Three Early Cuts to Watch
Entering tonight’s contest against the New York Yankees, the Baltimore Orioles have either optioned or reassigned 11 players to minor league camp. While most of the players among those 11 were either non-roster invitees or younger prospects who figure to be at least a year away from Baltimore, a few in that group could have an impact in the majors this year.
Over the course camp, I will discuss the players who are cut from the O’s roster and highlight them based on their proximity to the majors. Among the first two rounds of cuts are three players who could very easily crack the Orioles’ roster this year, and potentially stick in the majors for the long term.
(You can discuss this on the BSL Board here).
Optioned to Double-A Bowie on Tuesday, Garcia first joined the Orioles last year as a Rule 5 selection. By virtue of his Rule 5 status, Garcia received time in the major league bullpen last season after recovering from an injury, though he posted mixed results, including a 4.25 ERA and a 5.2 BB/9 rate over 29 2/3 innings pitched.

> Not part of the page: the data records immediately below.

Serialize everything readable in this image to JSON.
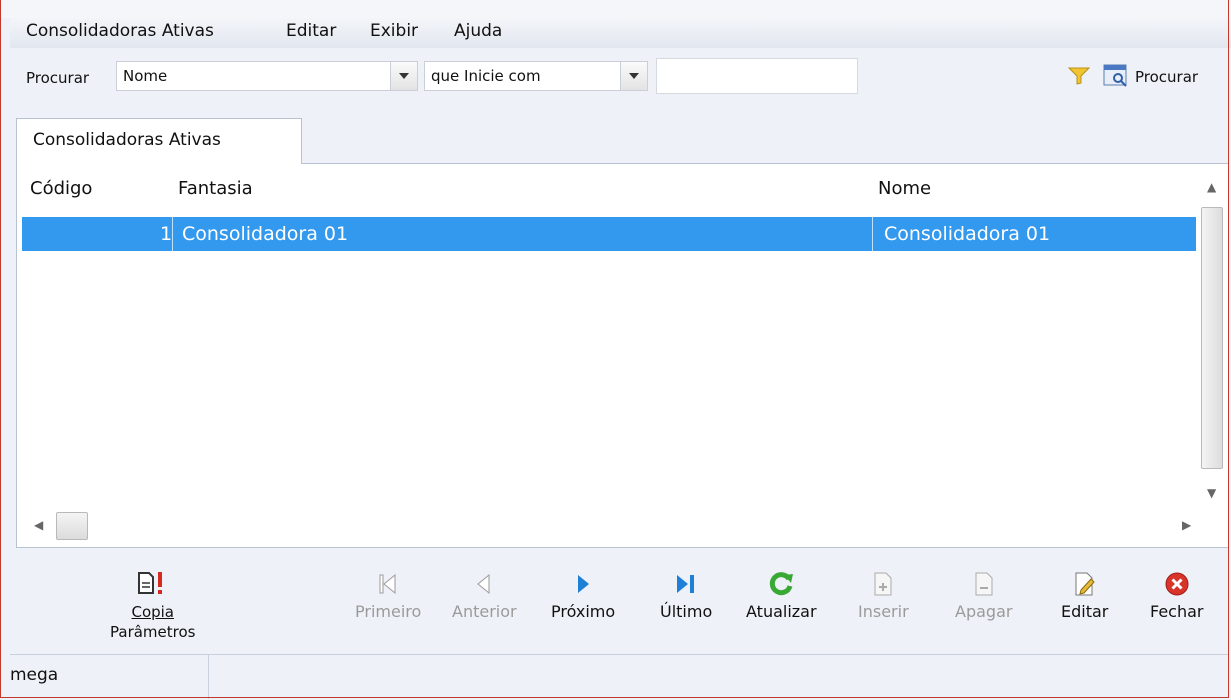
{
  "menubar": {
    "items": [
      "Consolidadoras Ativas",
      "Editar",
      "Exibir",
      "Ajuda"
    ]
  },
  "search": {
    "label": "Procurar",
    "field_value": "Nome",
    "operator_value": "que Inicie com",
    "input_value": "",
    "button_label": "Procurar"
  },
  "tab": {
    "label": "Consolidadoras Ativas"
  },
  "table": {
    "columns": [
      "Código",
      "Fantasia",
      "Nome"
    ],
    "rows": [
      {
        "codigo": "1",
        "fantasia": "Consolidadora 01",
        "nome": "Consolidadora 01"
      }
    ]
  },
  "toolbar": {
    "copia_line1": "Copia",
    "copia_line2": "Parâmetros",
    "primeiro": "Primeiro",
    "anterior": "Anterior",
    "proximo": "Próximo",
    "ultimo": "Último",
    "atualizar": "Atualizar",
    "inserir": "Inserir",
    "apagar": "Apagar",
    "editar": "Editar",
    "fechar": "Fechar"
  },
  "status": {
    "user": "mega"
  },
  "colors": {
    "selection": "#3399ee",
    "nav_blue": "#1e7fd6",
    "refresh_green": "#3aa835",
    "close_red": "#d9342b"
  }
}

Long term, the hard-throwing right-hander profiles as a reliever, and he could return to the majors sooner rather than later. While that is predicated upon him making some strides, primarily with his control, Garcia is a logical fit if the Orioles need bullpen help over the course of the season. The Orioles could opt to treat Garcia the same way they used Mychal Givens last year, and give him an extended look over the final months of this season in anticipation of a full-time role in 2017.
Jones, who was optioned to Triple-A Norfolk on Tuesday, is one of those players whose been on the cusp of the majors for a few seasons, but has yet to clear the last hurdle. This might finally be the year that the southpaw gets a look, for a few reasons.
Firstly, he was added to the 40-man roster in November, making him a player the Orioles could promote quickly when they need a spot starter. Furthermore, his performance trends have been positive over the last few seasons. Jones had a 2.94 ERA with a stingy 1.7 BB/9 rate over 150 innings at Norfolk last year, and followed that with a solid five-start stint in the Dominican Winter League. Given how unsteady the Orioles rotation looks heading into this season, Jones might finding an opening before too long.
Much like Jones, Tolliver is a left-hander who could crack the major league roster at some point, though his experience in the minors limits him to a relief role. Since being drafted in 2009, Tolliver has intrigued observers as a reliever who can pick up strike outs and, when his three-pitch repertoire is clicking, generate ground balls.
What has held Tolliver back to this point is his control problems, which were evident last year when he posted a 4.4 BB/9 rate at Bowie. (For more on Tolliver, see on our own Reggie Yinger’s scouting report). If he could command his fastball more consistently, Tolliver would be able to pair it with a solid changeup, giving him an arsenal of two pitches that could get him to Baltimore. Optimally, however, his slider will come along as well, making him an effective late-inning option. Tolliver finds himself in a very similar position as Garcia. Both pitchers have upsides that are very evident and could contribute in the majors soon, but will first need to show that they can consistently locate their pitches.
A graduate of the University of Massachusetts, and Loyola University; Spedden has previously spent time in the Washington Nationals organization as a videographer for the Hagerstown Suns. As a blogger, Spedden is an Editor / Writer for the Suns fan club. Additionally, he contributes to The Nats Blog as a prospect writer, and Ballpark Digest. For BSL, Spedden covers the Orioles Minor Leagues.